|Archive Cast Forum RSS Books! Poll Results About Search Fan Art Podcast More Stuff Random Support on Patreon|
Updates: Monday, Tuesday, Thursday, Friday; reruns all other days
1 Prof. Jones: Maybe we've discovered Arthur's Round Table! Wouldn't that be something?
2 Monty: You're conflating Arthur's alleged birthplace of Tintagel with his court at Camelot. The Round Table wouldn't be here, even if it existed.
3 Prof. Jones: We don't know where Camelot was. It could have been the same place! What makes you so sure this isn't the Round Table?
4 Monty: Well, it's square. And it's a chair.
First (1) | Previous (3647) | Next (3649) || Latest Rerun (1633) |
Latest New (3750)|
First 5 | Previous 5 | Next 5 | Latest 5
Cliffhangers theme: First | Previous | Next | Latest || First 5 | Previous 5 | Next 5 | Latest 5
This strip's permanent URL: http://www.irregularwebcomic.net/3648.html
Annotations off: turn on
Annotations on: turn off
King Arthur famously had a Round Table at his court in the castle of Camelot, this being the table at which he and his knights would sit to discuss the affairs of state and the kingdom. The idea of the table being round was that it had no head of the table, traditionally where the most powerful person present would sit. This symbolically implied that all people seated around the table were equals, which was a sign of Arthur's wisdom and magnanimity in understanding that his knights were as important to maintaining order in the kingdom as he was.
Camelot, being (we think) a mythical place, has no definitive location within the British Isles. One popular theory places it at Winchester, some 100 km south-west of London. One thing Winchester has going for it is that it has an ancient castle, and within the only remaining part of it - the more recently added Great Hall - can be found an old round table, decorated with a painting of King Arthur and the names of his knights around the edge:
Although it looks impressive, this table is actually an artefact of the 13th century, some 700 or so years after Arthur's mythical reign. The wood dates from that period, but the painting was done in the 16th century on the orders of King Henry VIII, as could be guessed by the prominent Tudor rose in the middle, and the fact that "King Arthur" bears a striking resemblance to King Henry VIII himself. Henry was presumably enamoured with the story of King Arthur, and fancied himself in that mould.

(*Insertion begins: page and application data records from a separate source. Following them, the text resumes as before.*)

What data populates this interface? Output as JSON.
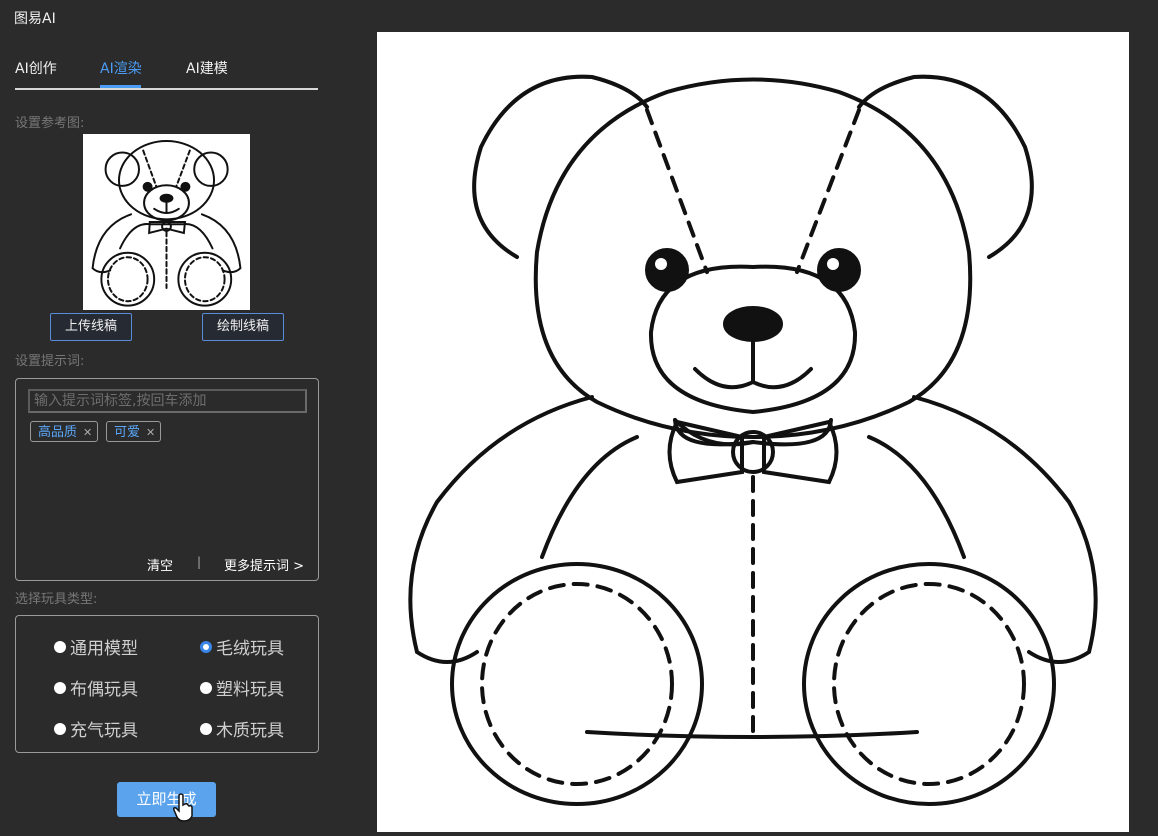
{
  "app": {
    "title": "图易AI"
  },
  "tabs": [
    {
      "label": "AI创作",
      "active": false
    },
    {
      "label": "AI渲染",
      "active": true
    },
    {
      "label": "AI建模",
      "active": false
    }
  ],
  "reference": {
    "label": "设置参考图:",
    "upload_button": "上传线稿",
    "draw_button": "绘制线稿"
  },
  "prompt": {
    "label": "设置提示词:",
    "placeholder": "输入提示词标签,按回车添加",
    "tags": [
      "高品质",
      "可爱"
    ],
    "clear_button": "清空",
    "separator": "|",
    "more_button": "更多提示词 >"
  },
  "toy_type": {
    "label": "选择玩具类型:",
    "options": [
      "通用模型",
      "毛绒玩具",
      "布偶玩具",
      "塑料玩具",
      "充气玩具",
      "木质玩具"
    ],
    "selected": "毛绒玩具"
  },
  "generate_button": "立即生成",
  "colors": {
    "accent": "#4a9cf5",
    "background": "#2b2b2b",
    "button": "#5ca3ee"
  }
}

 And, coincidentally, the place where I spent my very first night ever in England. My wife and I flew into Heathrow Airport, picked up a hire care, and immediately drove away from London, our intention being to take a tour of the countryside first and finish our holiday in London at the end. A few hours later we ended up in Winchester, and decided that was enough driving for jetlagged people, so stopped to spend the night. It turned out to be a wonderful place to stay and explore.
LEGO® is a registered trademark of the LEGO Group of companies,
which does not sponsor, authorise, or endorse this site.|
This material is presented in accordance with the LEGO® Fair Play Guidelines.